By Lisa Yorkgitis Nahach
Reach me at LisaYorkgitisNahach@gmail.com.
For me, New Year’s Day doesn’t signify the end of the season, and I have no immediate plans to take down our Christmas tree. In fact, I am gazing at the twinkling lights right now.
The tree is looking a little worse for wear, but that’s okay. Our top branch broke on the way home from the tree farm, so we need to strengthen it with packing tape before replacing the angel. Yeah, we should have done that earlier — ideally, when we realized that the angel looked like a fallen cherubim and removed her. The tree also is looking crooked, but we can fix that, too. We already have straightened it at least once. (We’re used to the tree falling down, so a slight slant doesn’t bother us much.) Finally, half of a light strand doesn’t work, but I have so many lights on the tree, a casual onlooker probably can’t see the ones that don’t work. I may try to fix them, but my efforts might backfire.

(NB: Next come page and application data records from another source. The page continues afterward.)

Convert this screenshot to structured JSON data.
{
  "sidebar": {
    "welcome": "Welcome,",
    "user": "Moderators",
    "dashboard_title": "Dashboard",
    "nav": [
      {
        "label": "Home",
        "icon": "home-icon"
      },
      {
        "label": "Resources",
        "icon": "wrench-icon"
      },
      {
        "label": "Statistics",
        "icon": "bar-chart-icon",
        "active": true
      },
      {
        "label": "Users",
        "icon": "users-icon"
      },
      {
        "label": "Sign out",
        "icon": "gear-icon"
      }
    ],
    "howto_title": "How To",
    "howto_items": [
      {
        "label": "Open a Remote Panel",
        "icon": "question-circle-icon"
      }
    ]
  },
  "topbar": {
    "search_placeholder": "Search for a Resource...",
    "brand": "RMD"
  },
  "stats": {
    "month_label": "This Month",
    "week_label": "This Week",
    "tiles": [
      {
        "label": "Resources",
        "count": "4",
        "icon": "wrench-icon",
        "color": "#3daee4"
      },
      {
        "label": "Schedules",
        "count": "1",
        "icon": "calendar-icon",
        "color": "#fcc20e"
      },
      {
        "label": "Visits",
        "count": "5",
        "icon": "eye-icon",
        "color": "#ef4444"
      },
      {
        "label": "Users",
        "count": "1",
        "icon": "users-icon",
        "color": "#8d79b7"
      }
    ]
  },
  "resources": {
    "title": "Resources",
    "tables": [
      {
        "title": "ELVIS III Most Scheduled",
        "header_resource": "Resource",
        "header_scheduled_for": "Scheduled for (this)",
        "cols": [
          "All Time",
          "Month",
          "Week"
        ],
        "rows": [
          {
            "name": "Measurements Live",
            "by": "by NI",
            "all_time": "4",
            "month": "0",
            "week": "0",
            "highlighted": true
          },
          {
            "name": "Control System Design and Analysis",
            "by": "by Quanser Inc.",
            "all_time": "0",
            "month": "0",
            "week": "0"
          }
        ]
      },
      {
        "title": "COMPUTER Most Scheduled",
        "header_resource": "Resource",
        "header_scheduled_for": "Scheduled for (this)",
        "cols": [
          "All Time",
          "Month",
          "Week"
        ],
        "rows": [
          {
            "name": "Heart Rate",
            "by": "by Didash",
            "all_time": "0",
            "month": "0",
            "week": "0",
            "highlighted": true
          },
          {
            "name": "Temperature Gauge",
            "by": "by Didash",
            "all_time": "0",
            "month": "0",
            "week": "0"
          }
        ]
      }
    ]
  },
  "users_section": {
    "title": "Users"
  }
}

I believe that the Christmas season stretches to at least Jan., 6, the day Christians officially celebrate Epiphany — the arrival of the three kings. But do I plan to take down the tree Jan. 6 or Jan. 7? Heck, no!
My reluctance to take down our tree stems partly from my parents’ example. They often kept it up long after Christmas. One year, they and my oldest sibling Susan, a schoolteacher, turned the Christmas tree into a holiday tree by replacing the ornaments with other decorations. I thought it was magical.
Mom gathered seasonal items from the house, and Susan shared items from her classroom, such as hearts. cupids, arrows, and flowers as well as leprechauns, pots of gold, rainbows, and shamrocks. I don’t remember for sure, but I think she also supplied cardboard eggs, chicks, bunnies, and baskets for Easter. She might have decorated for Presidents’ Day, too.
Believe it or not, our tree was live that year, like it always was. Dad must have picked an especially good one. It might even have been a recycled tree from our backyard. In the early years of their marriage, my parents picked some trees from nurseries that they could plant in the yard after the holiday season. Many of them later became Christmas trees once again.
Our holiday tree was a beautiful fire hazard. I keep hoping to open an envelope of pictures and find one or two photos of it. Fortunately, I have many of Susan’s classroom decorations, so one day, I will be able to have my own holiday tree.
Susan died in 1992 from natural causes. Nine years later, when I became the decorating chairman at my daughter’s elementary school, Mom and Dad sent me several boxes of her classroom decorations. Many of them enlivened the school day of a new generation of children.